■ Task to complete:
Go through the records and restate them word for word, omitting images.
Data Start Marker
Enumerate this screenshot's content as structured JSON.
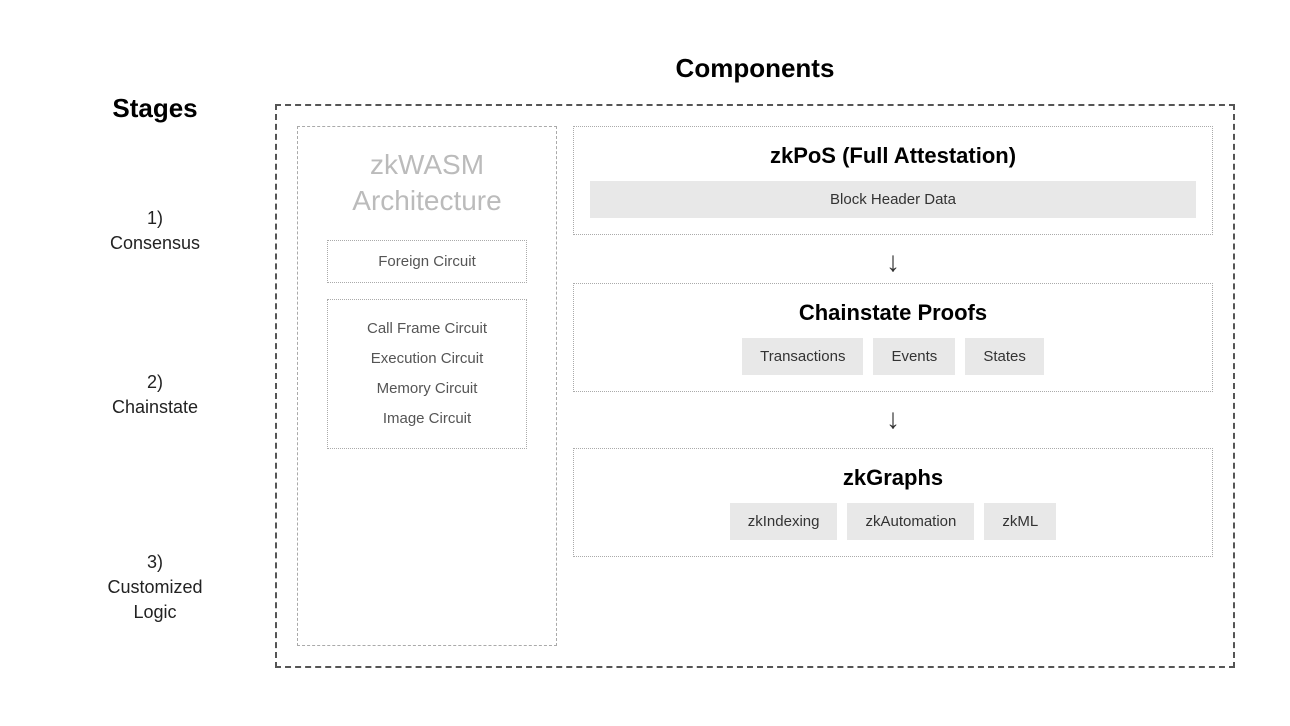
{
  "header": {
    "stages_title": "Stages",
    "components_title": "Components"
  },
  "stages": [
    {
      "id": "consensus",
      "label": "1)\nConsensus"
    },
    {
      "id": "chainstate",
      "label": "2)\nChainstate"
    },
    {
      "id": "customized",
      "label": "3)\nCustomized\nLogic"
    }
  ],
  "zkwasm": {
    "title": "zkWASM\nArchitecture",
    "circuit1": "Foreign Circuit",
    "circuit2_lines": [
      "Call Frame Circuit",
      "Execution Circuit",
      "Memory Circuit",
      "Image Circuit"
    ]
  },
  "zkpos": {
    "title": "zkPoS (Full Attestation)",
    "subtitle": "Block Header Data"
  },
  "chainstate": {
    "title": "Chainstate Proofs",
    "items": [
      "Transactions",
      "Events",
      "States"
    ]
  },
  "zkgraphs": {
    "title": "zkGraphs",
    "items": [
      "zkIndexing",
      "zkAutomation",
      "zkML"
    ]
  }
}
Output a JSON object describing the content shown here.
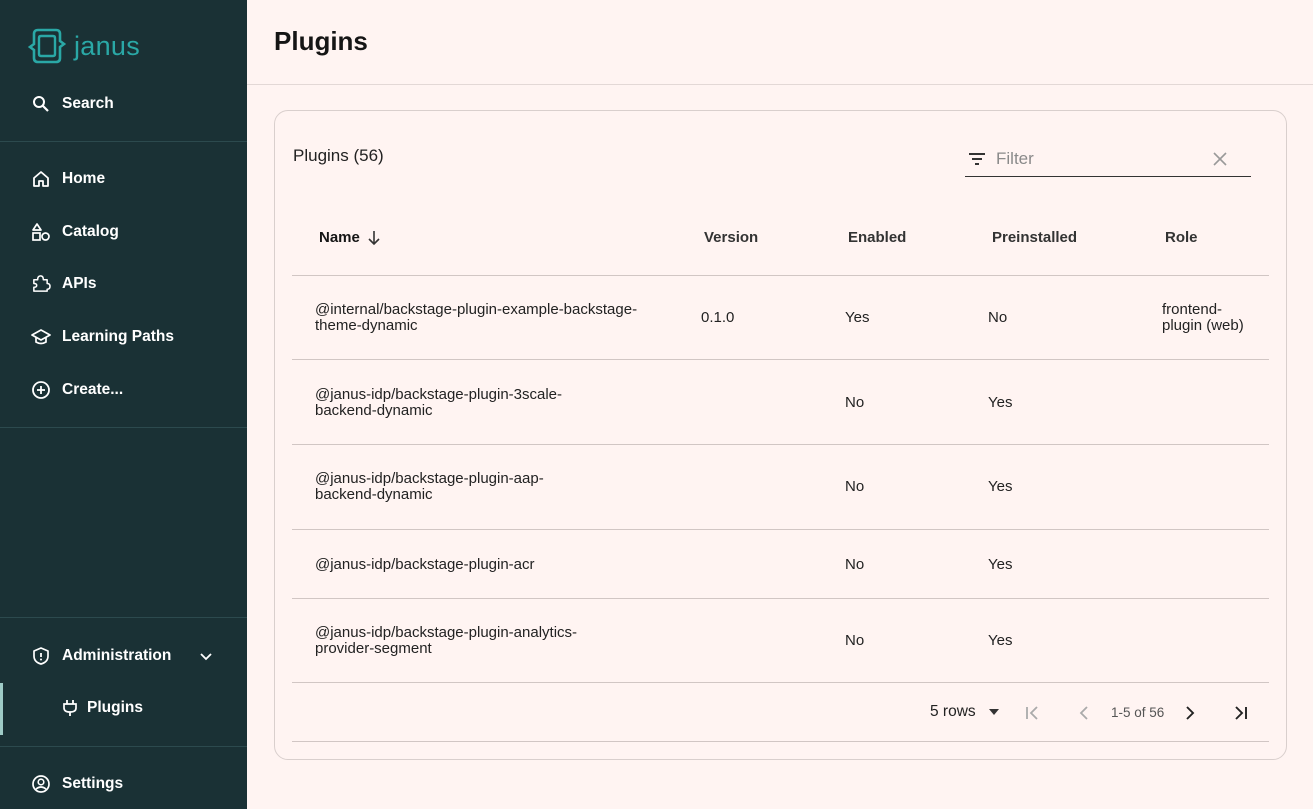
{
  "app": {
    "logo_text": "janus"
  },
  "sidebar": {
    "search_label": "Search",
    "items": [
      {
        "label": "Home",
        "icon": "home-icon"
      },
      {
        "label": "Catalog",
        "icon": "catalog-icon"
      },
      {
        "label": "APIs",
        "icon": "puzzle-icon"
      },
      {
        "label": "Learning Paths",
        "icon": "school-icon"
      },
      {
        "label": "Create...",
        "icon": "add-circle-icon"
      }
    ],
    "admin_label": "Administration",
    "plugins_label": "Plugins",
    "settings_label": "Settings"
  },
  "header": {
    "title": "Plugins"
  },
  "table": {
    "title": "Plugins (56)",
    "filter_placeholder": "Filter",
    "columns": [
      "Name",
      "Version",
      "Enabled",
      "Preinstalled",
      "Role"
    ],
    "sort_column": "Name",
    "rows": [
      {
        "name": "@internal/backstage-plugin-example-backstage-theme-dynamic",
        "version": "0.1.0",
        "enabled": "Yes",
        "preinstalled": "No",
        "role": "frontend-plugin (web)"
      },
      {
        "name": "@janus-idp/backstage-plugin-3scale-backend-dynamic",
        "version": "",
        "enabled": "No",
        "preinstalled": "Yes",
        "role": ""
      },
      {
        "name": "@janus-idp/backstage-plugin-aap-backend-dynamic",
        "version": "",
        "enabled": "No",
        "preinstalled": "Yes",
        "role": ""
      },
      {
        "name": "@janus-idp/backstage-plugin-acr",
        "version": "",
        "enabled": "No",
        "preinstalled": "Yes",
        "role": ""
      },
      {
        "name": "@janus-idp/backstage-plugin-analytics-provider-segment",
        "version": "",
        "enabled": "No",
        "preinstalled": "Yes",
        "role": ""
      }
    ]
  },
  "pagination": {
    "rows_per_page": "5 rows",
    "range": "1-5 of 56"
  },
  "colors": {
    "sidebar_bg": "#1a3135",
    "accent": "#2aa8a6",
    "page_bg": "#fff4f2"
  }
}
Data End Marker
■ Result for this task:
Enumerate this screenshot's content as structured JSON.
{
  "header": {
    "stages_title": "Stages",
    "components_title": "Components"
  },
  "stages": [
    {
      "id": "consensus",
      "label": "1)\nConsensus"
    },
    {
      "id": "chainstate",
      "label": "2)\nChainstate"
    },
    {
      "id": "customized",
      "label": "3)\nCustomized\nLogic"
    }
  ],
  "zkwasm": {
    "title": "zkWASM\nArchitecture",
    "circuit1": "Foreign Circuit",
    "circuit2_lines": [
      "Call Frame Circuit",
      "Execution Circuit",
      "Memory Circuit",
      "Image Circuit"
    ]
  },
  "zkpos": {
    "title": "zkPoS (Full Attestation)",
    "subtitle": "Block Header Data"
  },
  "chainstate": {
    "title": "Chainstate Proofs",
    "items": [
      "Transactions",
      "Events",
      "States"
    ]
  },
  "zkgraphs": {
    "title": "zkGraphs",
    "items": [
      "zkIndexing",
      "zkAutomation",
      "zkML"
    ]
  }
}
Output a JSON object describing the content shown here.
{
  "app": {
    "logo_text": "janus"
  },
  "sidebar": {
    "search_label": "Search",
    "items": [
      {
        "label": "Home",
        "icon": "home-icon"
      },
      {
        "label": "Catalog",
        "icon": "catalog-icon"
      },
      {
        "label": "APIs",
        "icon": "puzzle-icon"
      },
      {
        "label": "Learning Paths",
        "icon": "school-icon"
      },
      {
        "label": "Create...",
        "icon": "add-circle-icon"
      }
    ],
    "admin_label": "Administration",
    "plugins_label": "Plugins",
    "settings_label": "Settings"
  },
  "header": {
    "title": "Plugins"
  },
  "table": {
    "title": "Plugins (56)",
    "filter_placeholder": "Filter",
    "columns": [
      "Name",
      "Version",
      "Enabled",
      "Preinstalled",
      "Role"
    ],
    "sort_column": "Name",
    "rows": [
      {
        "name": "@internal/backstage-plugin-example-backstage-theme-dynamic",
        "version": "0.1.0",
        "enabled": "Yes",
        "preinstalled": "No",
        "role": "frontend-plugin (web)"
      },
      {
        "name": "@janus-idp/backstage-plugin-3scale-backend-dynamic",
        "version": "",
        "enabled": "No",
        "preinstalled": "Yes",
        "role": ""
      },
      {
        "name": "@janus-idp/backstage-plugin-aap-backend-dynamic",
        "version": "",
        "enabled": "No",
        "preinstalled": "Yes",
        "role": ""
      },
      {
        "name": "@janus-idp/backstage-plugin-acr",
        "version": "",
        "enabled": "No",
        "preinstalled": "Yes",
        "role": ""
      },
      {
        "name": "@janus-idp/backstage-plugin-analytics-provider-segment",
        "version": "",
        "enabled": "No",
        "preinstalled": "Yes",
        "role": ""
      }
    ]
  },
  "pagination": {
    "rows_per_page": "5 rows",
    "range": "1-5 of 56"
  },
  "colors": {
    "sidebar_bg": "#1a3135",
    "accent": "#2aa8a6",
    "page_bg": "#fff4f2"
  }
}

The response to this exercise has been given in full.